[Items from a dataset]
· · · ·
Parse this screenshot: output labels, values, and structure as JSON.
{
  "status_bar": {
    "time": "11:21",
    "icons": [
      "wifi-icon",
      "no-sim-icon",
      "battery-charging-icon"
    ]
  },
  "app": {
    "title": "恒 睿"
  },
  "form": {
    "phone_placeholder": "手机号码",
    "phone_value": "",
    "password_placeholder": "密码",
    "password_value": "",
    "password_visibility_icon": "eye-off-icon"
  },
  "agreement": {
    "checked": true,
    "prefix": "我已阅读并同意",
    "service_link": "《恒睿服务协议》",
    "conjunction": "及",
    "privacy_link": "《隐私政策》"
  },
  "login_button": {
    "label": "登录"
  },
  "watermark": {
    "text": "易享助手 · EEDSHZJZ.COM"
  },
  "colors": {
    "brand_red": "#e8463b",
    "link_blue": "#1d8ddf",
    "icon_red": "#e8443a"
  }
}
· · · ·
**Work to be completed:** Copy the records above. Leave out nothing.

**Solved exercise:**
Parse this screenshot: output labels, values, and structure as JSON.
{
  "status_bar": {
    "time": "11:21",
    "icons": [
      "wifi-icon",
      "no-sim-icon",
      "battery-charging-icon"
    ]
  },
  "app": {
    "title": "恒 睿"
  },
  "form": {
    "phone_placeholder": "手机号码",
    "phone_value": "",
    "password_placeholder": "密码",
    "password_value": "",
    "password_visibility_icon": "eye-off-icon"
  },
  "agreement": {
    "checked": true,
    "prefix": "我已阅读并同意",
    "service_link": "《恒睿服务协议》",
    "conjunction": "及",
    "privacy_link": "《隐私政策》"
  },
  "login_button": {
    "label": "登录"
  },
  "watermark": {
    "text": "易享助手 · EEDSHZJZ.COM"
  },
  "colors": {
    "brand_red": "#e8463b",
    "link_blue": "#1d8ddf",
    "icon_red": "#e8443a"
  }
}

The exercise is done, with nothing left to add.